Stored dataset items:
::::::
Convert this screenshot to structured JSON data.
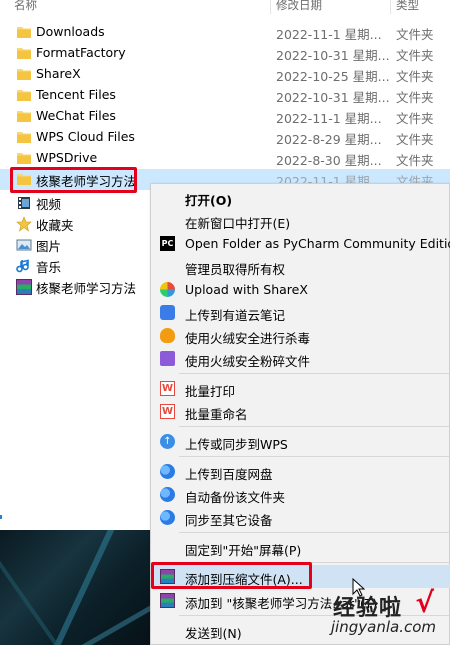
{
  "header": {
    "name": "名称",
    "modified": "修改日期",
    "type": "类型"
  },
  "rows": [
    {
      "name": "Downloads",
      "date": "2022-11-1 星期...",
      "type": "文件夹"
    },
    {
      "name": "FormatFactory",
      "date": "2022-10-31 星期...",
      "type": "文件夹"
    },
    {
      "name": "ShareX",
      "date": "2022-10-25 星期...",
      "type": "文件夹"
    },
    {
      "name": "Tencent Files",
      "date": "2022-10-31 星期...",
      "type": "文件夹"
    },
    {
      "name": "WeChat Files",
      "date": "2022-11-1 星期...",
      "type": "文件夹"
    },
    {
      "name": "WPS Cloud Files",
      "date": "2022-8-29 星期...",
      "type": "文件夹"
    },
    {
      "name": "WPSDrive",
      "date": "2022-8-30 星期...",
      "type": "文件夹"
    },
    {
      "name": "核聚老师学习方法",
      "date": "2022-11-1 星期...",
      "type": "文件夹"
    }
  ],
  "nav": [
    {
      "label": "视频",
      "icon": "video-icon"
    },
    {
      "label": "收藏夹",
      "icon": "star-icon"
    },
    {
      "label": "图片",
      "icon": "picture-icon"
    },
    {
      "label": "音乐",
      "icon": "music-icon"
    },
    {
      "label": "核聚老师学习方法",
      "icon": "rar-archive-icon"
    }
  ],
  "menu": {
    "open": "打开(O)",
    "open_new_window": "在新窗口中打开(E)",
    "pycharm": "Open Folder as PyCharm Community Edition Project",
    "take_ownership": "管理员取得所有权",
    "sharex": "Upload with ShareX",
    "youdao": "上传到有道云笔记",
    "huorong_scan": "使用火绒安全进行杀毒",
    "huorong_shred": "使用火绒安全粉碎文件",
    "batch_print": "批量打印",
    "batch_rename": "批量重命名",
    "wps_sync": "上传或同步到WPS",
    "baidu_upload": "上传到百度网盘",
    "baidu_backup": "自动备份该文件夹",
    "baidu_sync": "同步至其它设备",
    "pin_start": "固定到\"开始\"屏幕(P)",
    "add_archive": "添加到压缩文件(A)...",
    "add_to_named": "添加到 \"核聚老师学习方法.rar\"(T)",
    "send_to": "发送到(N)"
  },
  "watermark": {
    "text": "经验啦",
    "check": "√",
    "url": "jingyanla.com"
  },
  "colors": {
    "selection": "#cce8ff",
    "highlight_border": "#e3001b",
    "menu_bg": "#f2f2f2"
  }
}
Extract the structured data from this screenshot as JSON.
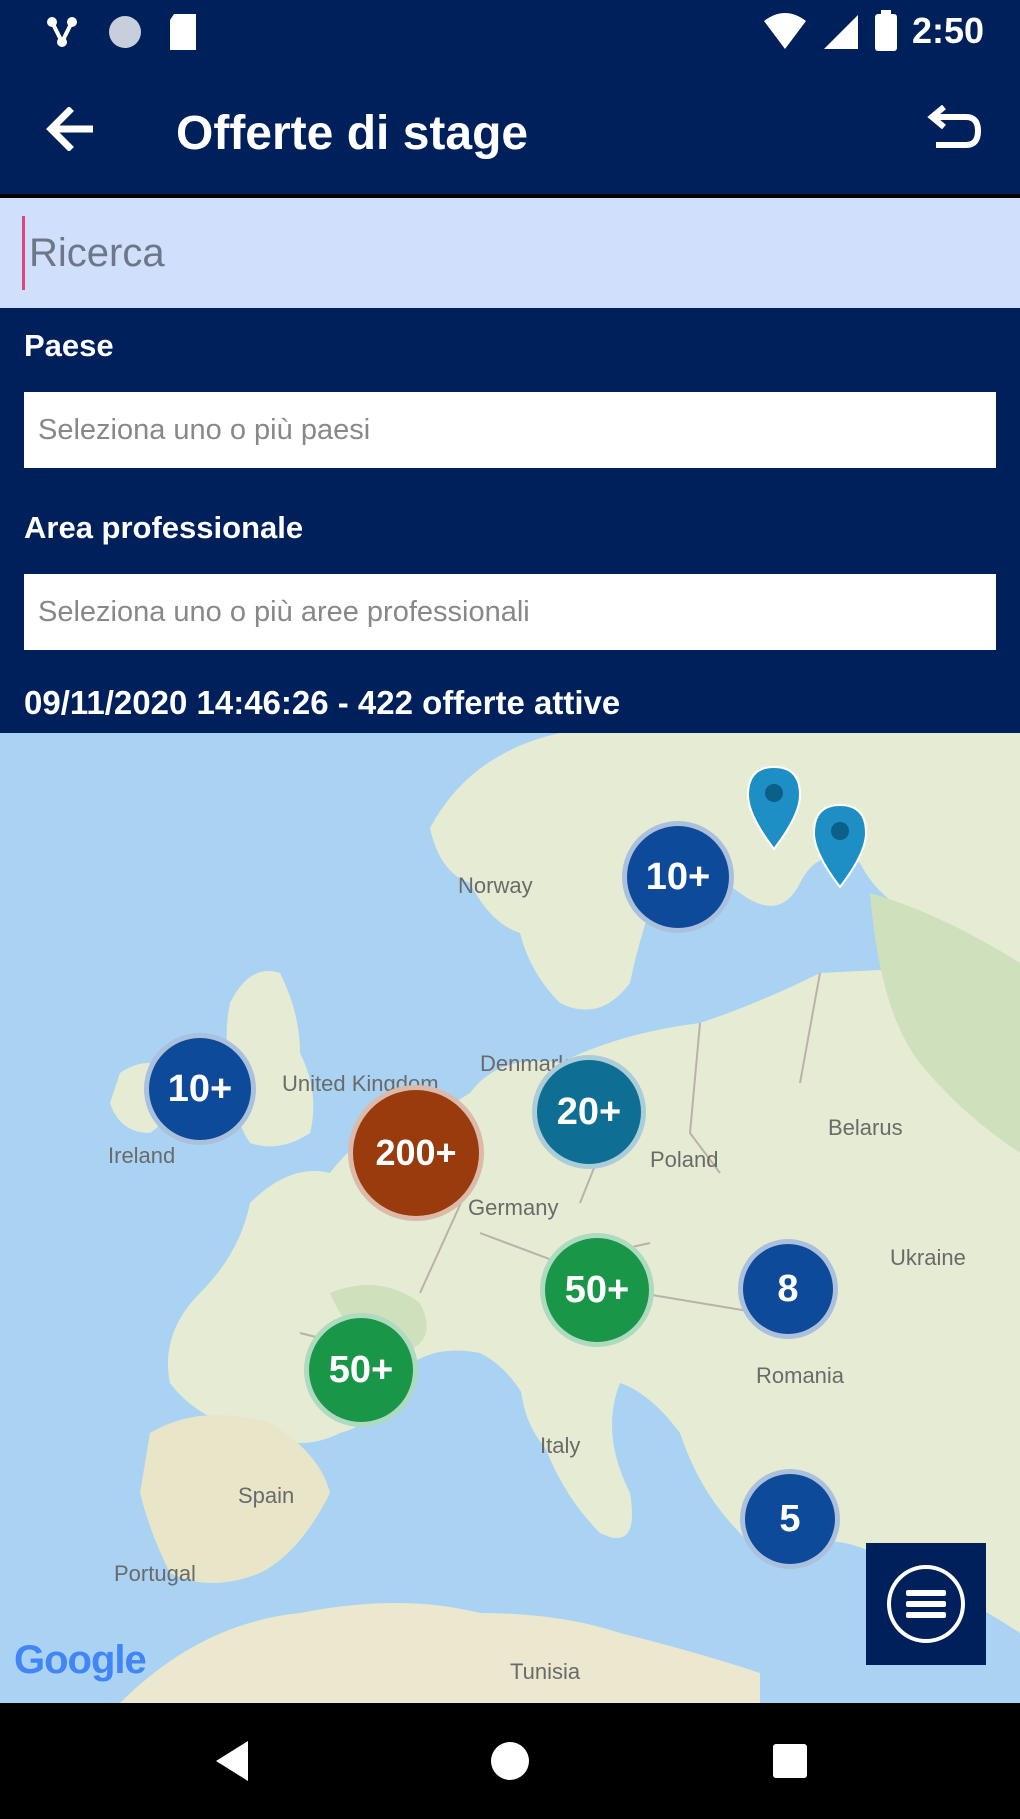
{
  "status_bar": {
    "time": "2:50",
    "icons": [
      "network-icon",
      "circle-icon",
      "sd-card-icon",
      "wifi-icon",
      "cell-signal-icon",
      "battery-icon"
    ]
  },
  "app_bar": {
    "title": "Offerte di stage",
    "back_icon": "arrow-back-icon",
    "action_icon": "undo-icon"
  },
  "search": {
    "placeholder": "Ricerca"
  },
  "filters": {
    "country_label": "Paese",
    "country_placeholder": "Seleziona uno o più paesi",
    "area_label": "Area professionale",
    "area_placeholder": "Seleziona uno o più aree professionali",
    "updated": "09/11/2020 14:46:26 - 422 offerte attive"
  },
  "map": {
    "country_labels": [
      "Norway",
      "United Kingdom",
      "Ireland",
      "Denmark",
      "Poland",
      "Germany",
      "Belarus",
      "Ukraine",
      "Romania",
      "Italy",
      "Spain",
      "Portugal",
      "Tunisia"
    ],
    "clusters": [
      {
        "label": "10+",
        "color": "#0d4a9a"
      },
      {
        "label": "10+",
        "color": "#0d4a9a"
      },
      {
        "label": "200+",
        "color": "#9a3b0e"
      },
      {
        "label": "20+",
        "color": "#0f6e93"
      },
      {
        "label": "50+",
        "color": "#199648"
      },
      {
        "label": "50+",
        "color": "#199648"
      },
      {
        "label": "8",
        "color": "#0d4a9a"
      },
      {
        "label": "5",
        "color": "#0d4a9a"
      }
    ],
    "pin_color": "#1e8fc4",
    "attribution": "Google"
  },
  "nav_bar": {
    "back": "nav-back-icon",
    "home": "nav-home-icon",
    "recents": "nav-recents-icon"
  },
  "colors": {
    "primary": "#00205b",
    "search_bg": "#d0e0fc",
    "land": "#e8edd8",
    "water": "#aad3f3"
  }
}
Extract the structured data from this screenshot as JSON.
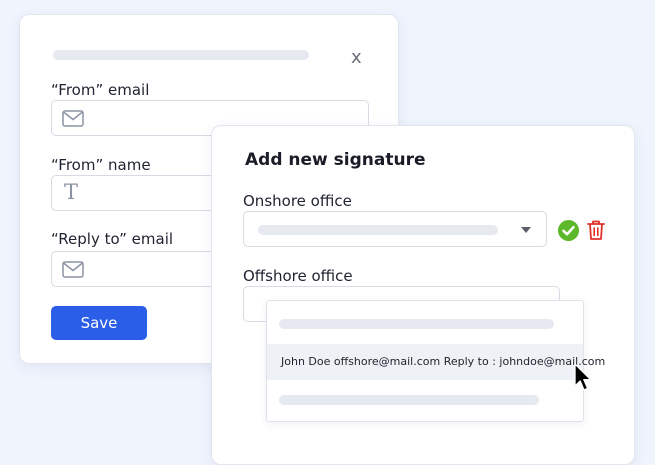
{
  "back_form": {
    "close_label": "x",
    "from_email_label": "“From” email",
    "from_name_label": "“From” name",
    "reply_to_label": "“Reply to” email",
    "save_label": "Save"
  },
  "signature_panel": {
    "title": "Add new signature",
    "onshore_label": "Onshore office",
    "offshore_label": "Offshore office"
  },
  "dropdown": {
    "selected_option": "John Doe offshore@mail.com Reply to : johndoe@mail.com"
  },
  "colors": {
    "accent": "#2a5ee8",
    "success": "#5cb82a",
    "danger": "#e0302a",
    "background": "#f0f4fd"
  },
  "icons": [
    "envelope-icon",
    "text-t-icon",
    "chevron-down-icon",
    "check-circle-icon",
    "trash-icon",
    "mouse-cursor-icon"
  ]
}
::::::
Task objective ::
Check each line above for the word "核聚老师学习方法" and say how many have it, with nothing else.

Response to the task ::
3